Items listed in a dataset
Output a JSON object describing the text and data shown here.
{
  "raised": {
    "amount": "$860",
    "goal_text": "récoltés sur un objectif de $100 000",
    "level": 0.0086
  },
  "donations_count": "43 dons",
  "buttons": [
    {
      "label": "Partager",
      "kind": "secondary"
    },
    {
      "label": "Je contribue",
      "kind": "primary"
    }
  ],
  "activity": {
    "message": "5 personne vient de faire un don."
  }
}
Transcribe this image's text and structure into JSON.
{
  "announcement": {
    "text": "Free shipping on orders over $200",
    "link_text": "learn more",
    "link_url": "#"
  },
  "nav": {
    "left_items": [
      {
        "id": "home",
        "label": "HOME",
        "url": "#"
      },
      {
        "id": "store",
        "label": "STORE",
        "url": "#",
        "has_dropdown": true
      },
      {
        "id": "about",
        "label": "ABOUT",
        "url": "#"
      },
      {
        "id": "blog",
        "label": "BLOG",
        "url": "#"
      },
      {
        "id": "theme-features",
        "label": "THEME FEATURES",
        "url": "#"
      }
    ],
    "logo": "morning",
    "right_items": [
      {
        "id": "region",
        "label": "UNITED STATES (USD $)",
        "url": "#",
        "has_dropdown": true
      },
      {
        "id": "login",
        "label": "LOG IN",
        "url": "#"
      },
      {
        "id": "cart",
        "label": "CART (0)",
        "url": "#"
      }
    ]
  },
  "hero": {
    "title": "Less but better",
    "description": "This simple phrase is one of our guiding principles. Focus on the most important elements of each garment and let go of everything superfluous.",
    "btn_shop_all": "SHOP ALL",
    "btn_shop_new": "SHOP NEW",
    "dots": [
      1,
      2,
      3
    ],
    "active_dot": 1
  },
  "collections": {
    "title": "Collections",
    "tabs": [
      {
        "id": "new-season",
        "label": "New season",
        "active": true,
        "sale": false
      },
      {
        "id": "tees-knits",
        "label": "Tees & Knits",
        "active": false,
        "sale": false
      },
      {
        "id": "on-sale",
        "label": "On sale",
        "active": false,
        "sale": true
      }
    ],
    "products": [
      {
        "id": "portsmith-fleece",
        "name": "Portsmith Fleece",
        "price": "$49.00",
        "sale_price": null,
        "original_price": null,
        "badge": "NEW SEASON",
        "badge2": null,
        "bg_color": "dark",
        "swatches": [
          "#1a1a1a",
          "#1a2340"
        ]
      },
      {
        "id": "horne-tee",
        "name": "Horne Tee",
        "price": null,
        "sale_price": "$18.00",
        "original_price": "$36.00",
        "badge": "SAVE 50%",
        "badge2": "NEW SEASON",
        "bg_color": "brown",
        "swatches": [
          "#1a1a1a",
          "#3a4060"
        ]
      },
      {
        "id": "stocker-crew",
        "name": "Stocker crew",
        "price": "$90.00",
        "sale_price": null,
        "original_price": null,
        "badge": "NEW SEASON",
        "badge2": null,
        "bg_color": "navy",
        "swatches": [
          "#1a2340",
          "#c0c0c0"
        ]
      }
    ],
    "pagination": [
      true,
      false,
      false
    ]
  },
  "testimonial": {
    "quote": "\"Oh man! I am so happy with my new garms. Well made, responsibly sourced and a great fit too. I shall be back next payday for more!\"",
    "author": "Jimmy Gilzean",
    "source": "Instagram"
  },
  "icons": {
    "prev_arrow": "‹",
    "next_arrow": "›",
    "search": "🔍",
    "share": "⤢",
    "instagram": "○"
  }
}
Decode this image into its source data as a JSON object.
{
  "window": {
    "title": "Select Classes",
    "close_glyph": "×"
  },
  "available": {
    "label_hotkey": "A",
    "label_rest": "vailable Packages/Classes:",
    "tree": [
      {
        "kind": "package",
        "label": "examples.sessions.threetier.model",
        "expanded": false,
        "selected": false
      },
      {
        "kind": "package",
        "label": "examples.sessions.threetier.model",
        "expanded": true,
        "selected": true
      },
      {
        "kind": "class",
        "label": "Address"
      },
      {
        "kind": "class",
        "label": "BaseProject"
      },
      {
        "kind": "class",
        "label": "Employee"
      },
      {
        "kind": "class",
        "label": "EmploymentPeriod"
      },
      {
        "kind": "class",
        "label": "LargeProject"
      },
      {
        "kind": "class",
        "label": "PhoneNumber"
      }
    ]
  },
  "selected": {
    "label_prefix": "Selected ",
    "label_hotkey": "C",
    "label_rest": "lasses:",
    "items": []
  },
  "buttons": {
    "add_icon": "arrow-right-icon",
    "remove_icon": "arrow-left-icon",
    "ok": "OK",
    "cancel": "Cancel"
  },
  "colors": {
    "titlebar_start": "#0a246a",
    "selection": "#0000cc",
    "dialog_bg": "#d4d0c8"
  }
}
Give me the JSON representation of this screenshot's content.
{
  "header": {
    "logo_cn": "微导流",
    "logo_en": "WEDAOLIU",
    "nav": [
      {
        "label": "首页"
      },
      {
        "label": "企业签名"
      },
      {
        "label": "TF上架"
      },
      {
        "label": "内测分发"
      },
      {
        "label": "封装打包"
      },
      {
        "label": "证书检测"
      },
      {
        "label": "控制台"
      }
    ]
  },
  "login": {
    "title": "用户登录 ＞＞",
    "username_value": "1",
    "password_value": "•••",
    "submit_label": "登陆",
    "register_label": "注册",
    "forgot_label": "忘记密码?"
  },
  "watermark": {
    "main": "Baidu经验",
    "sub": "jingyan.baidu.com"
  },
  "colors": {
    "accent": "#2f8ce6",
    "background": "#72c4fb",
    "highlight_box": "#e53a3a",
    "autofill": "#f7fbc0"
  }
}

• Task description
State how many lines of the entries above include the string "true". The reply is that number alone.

• Task answer
7